The information on plant conditions given by the mean and the PDF of water stress needs to be completed by describing the duration of the period of water stress. The length of the time in which soil moisture is below a threshold is among the most important stochastic variables to analyse the temporal dimension of water stress. The analytical expression for the mean duration of an excursion below the threshold, sW, can be obtained using a crossing analysis as follows (Porporato et al. 2001):
where λ′ is the frequency of rainfall events given by λexp(−Δ/α), and γ[·,·] is the lower incomplete gamma function.
Porporato et al. (2001) defined the measure of vegetation water stress combining with the mean duration and frequency of water stress during the growing season, known as ‘dynamic’ water stress or mean total dynamic stress during the growing season, . Likewise, to describe plant mortality and survival induced by hydraulic failure under severe drought conditions, here we defined a ‘tree death index’, η, using Eqns 8 and 9 as follows:
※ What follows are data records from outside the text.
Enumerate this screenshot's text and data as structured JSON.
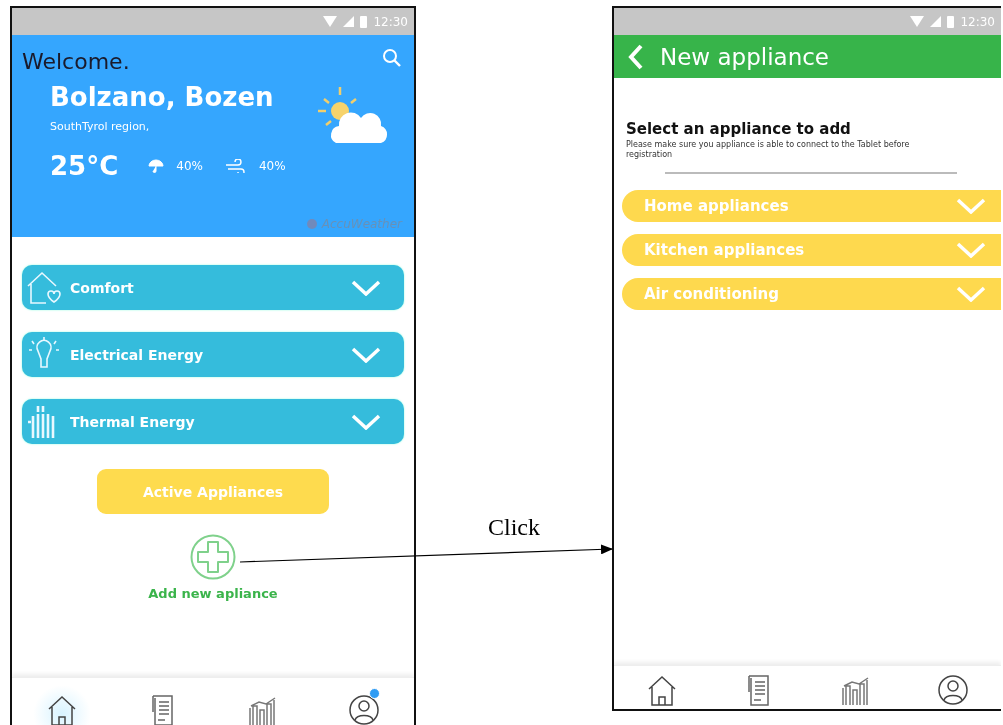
{
  "home_screen": {
    "status_bar": {
      "time": "12:30"
    },
    "header": {
      "greeting": "Welcome.",
      "city": "Bolzano, Bozen",
      "region": "SouthTyrol region,",
      "temperature": "25°C",
      "rain": "40%",
      "wind": "40%",
      "provider": "AccuWeather"
    },
    "categories": [
      {
        "kind": "comfort",
        "label": "Comfort",
        "expanded": false
      },
      {
        "kind": "electrical",
        "label": "Electrical Energy",
        "expanded": false
      },
      {
        "kind": "thermal",
        "label": "Thermal Energy",
        "expanded": false
      }
    ],
    "active_button": "Active Appliances",
    "add_label": "Add new apliance",
    "nav": [
      {
        "kind": "home",
        "selected": true,
        "badge": false
      },
      {
        "kind": "document",
        "selected": false,
        "badge": false
      },
      {
        "kind": "chart",
        "selected": false,
        "badge": false
      },
      {
        "kind": "profile",
        "selected": false,
        "badge": true
      }
    ]
  },
  "annotation": {
    "label": "Click"
  },
  "new_appliance_screen": {
    "status_bar": {
      "time": "12:30"
    },
    "title": "New appliance",
    "heading": "Select an appliance to add",
    "note": "Please make sure you appliance is able to connect to the Tablet before registration",
    "groups": [
      {
        "label": "Home appliances",
        "expanded": false
      },
      {
        "label": "Kitchen appliances",
        "expanded": false
      },
      {
        "label": "Air conditioning",
        "expanded": false
      }
    ],
    "nav": [
      {
        "kind": "home",
        "selected": false,
        "badge": false
      },
      {
        "kind": "document",
        "selected": false,
        "badge": false
      },
      {
        "kind": "chart",
        "selected": false,
        "badge": false
      },
      {
        "kind": "profile",
        "selected": false,
        "badge": false
      }
    ]
  }
}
where k is a parameter representing an index of plant resistance to drought and Tseas is the length of a growing season. Tree mortality described by η was related to a permanent damage caused by drought-induced hydraulic failure. Note that, unlike Porporato et al.'s , we use instead of using the mean duration of an excursion below s*. Moreover, we do not take into account the effect of the frequency of water stress in Eqn 10 because permanent damage leading to tree mortality occurs at the maximum level of water stress and tree mortality is a single event. In this study, the tree death index during a season, η, is used to analyse plant mortality and survival of isohydric and anisohydric species in each given climatic condition.